■ Information provided:
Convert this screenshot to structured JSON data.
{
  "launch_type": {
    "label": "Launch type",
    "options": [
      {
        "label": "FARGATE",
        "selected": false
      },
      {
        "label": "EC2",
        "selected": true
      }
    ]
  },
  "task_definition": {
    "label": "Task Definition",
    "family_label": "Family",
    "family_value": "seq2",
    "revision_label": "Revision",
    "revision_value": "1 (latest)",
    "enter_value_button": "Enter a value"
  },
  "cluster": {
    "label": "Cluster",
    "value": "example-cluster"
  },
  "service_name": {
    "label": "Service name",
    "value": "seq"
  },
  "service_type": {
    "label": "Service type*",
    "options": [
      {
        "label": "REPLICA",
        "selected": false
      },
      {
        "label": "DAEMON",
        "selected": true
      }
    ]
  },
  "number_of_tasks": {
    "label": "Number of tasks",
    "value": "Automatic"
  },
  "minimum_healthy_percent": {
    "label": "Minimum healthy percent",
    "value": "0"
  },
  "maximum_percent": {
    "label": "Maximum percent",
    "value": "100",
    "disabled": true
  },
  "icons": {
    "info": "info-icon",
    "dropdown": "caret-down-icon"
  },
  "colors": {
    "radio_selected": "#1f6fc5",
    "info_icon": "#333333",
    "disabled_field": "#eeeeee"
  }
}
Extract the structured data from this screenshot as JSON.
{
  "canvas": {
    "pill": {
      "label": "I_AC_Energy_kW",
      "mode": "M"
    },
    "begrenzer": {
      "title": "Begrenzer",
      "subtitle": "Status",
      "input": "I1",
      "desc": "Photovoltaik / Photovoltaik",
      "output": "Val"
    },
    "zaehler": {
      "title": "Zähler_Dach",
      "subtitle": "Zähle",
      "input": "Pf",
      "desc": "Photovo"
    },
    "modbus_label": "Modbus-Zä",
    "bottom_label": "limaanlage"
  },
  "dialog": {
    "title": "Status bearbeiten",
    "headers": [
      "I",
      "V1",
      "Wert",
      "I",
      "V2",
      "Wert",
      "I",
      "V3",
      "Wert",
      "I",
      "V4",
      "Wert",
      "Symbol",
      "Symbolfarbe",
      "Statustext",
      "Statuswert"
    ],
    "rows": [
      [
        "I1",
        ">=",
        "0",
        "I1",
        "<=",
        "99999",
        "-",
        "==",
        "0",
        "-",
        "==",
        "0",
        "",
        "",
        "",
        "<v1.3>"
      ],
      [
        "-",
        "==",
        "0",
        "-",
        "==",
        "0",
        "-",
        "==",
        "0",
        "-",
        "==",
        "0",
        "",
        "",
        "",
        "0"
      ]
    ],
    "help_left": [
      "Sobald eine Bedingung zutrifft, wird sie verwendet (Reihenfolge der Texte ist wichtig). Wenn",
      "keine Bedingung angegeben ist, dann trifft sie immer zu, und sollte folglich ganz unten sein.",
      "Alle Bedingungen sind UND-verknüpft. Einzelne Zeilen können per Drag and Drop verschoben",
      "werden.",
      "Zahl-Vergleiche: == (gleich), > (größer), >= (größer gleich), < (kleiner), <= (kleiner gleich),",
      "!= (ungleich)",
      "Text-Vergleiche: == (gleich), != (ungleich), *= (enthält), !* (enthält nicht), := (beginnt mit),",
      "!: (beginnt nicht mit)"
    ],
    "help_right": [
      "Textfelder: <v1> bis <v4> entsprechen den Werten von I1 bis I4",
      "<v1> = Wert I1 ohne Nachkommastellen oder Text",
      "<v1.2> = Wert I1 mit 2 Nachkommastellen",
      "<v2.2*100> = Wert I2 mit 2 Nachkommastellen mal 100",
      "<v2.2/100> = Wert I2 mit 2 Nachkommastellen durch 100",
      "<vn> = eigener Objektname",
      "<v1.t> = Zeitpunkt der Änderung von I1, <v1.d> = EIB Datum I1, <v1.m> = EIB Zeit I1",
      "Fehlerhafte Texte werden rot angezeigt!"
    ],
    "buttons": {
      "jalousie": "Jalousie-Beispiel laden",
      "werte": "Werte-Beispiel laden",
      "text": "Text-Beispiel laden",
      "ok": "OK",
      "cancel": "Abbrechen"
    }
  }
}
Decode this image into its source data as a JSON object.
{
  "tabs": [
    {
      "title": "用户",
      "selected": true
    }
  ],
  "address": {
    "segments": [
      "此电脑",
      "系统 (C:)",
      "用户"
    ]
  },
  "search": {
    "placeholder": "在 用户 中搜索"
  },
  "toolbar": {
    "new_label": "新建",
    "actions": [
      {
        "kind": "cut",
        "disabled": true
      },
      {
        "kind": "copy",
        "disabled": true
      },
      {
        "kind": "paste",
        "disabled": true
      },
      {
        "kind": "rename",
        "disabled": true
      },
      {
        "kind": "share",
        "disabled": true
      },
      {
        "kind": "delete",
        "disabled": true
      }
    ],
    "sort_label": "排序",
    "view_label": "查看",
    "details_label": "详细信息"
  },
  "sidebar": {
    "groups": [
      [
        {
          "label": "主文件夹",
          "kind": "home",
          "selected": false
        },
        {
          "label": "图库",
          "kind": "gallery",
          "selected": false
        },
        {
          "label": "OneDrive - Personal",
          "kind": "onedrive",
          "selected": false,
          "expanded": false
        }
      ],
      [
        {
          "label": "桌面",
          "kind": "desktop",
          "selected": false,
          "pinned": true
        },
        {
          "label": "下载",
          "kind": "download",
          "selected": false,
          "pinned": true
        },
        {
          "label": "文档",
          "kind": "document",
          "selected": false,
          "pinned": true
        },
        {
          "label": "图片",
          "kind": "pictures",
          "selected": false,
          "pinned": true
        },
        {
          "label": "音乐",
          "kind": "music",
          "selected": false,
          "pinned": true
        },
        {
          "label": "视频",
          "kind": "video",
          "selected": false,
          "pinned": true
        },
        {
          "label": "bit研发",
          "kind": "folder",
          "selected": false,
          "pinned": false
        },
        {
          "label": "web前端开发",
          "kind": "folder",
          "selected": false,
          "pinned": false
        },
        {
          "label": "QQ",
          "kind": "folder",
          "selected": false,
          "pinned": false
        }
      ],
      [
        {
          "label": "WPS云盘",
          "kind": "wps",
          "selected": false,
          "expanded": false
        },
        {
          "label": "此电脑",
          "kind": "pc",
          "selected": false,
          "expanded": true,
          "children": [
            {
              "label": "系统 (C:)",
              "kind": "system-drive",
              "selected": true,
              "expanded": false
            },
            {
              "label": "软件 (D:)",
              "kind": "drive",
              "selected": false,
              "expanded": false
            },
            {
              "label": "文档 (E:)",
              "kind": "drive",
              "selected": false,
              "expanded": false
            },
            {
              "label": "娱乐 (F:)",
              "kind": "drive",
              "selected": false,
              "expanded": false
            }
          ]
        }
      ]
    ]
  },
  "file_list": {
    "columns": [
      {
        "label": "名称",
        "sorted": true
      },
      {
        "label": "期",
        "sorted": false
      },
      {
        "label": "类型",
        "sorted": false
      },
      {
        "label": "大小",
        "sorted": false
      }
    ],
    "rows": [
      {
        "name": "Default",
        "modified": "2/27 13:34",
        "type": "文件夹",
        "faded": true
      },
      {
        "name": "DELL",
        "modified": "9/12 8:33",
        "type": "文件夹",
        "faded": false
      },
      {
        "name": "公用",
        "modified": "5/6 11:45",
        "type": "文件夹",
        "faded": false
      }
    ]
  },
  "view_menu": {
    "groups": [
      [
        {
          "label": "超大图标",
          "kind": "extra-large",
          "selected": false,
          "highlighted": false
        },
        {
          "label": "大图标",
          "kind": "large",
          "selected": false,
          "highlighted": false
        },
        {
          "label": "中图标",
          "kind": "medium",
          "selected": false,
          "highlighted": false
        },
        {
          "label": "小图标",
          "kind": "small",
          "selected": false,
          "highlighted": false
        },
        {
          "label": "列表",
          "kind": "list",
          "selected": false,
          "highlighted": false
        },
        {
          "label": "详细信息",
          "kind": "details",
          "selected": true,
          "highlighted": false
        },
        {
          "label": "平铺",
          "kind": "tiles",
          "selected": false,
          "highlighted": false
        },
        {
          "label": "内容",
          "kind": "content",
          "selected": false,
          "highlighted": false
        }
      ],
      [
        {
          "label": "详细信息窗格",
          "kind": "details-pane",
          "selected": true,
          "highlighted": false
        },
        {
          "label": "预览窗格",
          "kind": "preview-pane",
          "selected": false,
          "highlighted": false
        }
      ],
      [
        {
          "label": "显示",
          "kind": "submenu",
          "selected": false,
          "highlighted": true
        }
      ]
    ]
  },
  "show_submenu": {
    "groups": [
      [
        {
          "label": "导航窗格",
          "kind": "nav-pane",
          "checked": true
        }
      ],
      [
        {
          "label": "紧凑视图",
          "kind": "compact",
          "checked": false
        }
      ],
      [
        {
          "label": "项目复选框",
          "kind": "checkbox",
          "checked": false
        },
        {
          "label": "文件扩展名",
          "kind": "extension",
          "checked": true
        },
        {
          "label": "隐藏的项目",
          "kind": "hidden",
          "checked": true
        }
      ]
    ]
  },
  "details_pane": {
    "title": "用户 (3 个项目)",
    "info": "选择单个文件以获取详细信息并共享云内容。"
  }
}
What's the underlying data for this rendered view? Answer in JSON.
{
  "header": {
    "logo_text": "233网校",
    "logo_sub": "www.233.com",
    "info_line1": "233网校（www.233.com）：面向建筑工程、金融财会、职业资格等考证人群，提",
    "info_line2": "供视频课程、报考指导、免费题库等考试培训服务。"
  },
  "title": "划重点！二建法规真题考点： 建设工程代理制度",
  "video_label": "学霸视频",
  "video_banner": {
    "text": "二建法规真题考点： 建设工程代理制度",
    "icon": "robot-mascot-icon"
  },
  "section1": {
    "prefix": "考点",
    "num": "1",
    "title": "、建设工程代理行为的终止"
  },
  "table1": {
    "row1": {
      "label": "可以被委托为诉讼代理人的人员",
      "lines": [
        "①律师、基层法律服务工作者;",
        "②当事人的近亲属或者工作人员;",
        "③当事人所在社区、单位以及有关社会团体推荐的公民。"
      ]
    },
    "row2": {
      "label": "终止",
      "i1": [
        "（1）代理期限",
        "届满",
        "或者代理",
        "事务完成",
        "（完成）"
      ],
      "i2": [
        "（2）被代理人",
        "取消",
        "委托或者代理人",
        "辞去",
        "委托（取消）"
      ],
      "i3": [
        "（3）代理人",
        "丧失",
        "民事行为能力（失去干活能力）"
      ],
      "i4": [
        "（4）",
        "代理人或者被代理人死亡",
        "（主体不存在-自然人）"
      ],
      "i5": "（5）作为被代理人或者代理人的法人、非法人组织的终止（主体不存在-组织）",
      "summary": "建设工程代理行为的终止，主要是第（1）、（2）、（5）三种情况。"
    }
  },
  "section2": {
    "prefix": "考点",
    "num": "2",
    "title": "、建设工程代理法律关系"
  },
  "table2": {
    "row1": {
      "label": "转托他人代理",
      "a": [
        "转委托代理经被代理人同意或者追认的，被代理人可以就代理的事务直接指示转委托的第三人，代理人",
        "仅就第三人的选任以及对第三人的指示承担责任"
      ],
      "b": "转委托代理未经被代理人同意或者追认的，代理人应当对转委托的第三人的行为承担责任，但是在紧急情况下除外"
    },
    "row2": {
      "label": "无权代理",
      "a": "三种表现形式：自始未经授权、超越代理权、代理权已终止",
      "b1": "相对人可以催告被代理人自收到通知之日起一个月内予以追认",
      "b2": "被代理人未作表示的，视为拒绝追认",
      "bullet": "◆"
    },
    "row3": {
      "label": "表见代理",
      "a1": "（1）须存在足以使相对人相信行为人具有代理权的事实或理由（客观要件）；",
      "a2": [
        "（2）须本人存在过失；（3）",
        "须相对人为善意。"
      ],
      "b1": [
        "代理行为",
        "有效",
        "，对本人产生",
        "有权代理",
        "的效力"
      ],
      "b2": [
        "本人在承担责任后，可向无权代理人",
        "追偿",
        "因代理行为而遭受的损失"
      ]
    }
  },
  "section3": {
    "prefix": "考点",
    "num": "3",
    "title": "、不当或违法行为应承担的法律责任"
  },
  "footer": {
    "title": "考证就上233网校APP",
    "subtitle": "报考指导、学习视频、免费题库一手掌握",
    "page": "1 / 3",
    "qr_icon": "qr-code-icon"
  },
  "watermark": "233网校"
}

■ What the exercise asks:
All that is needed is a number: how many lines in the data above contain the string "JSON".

■ Answer:
4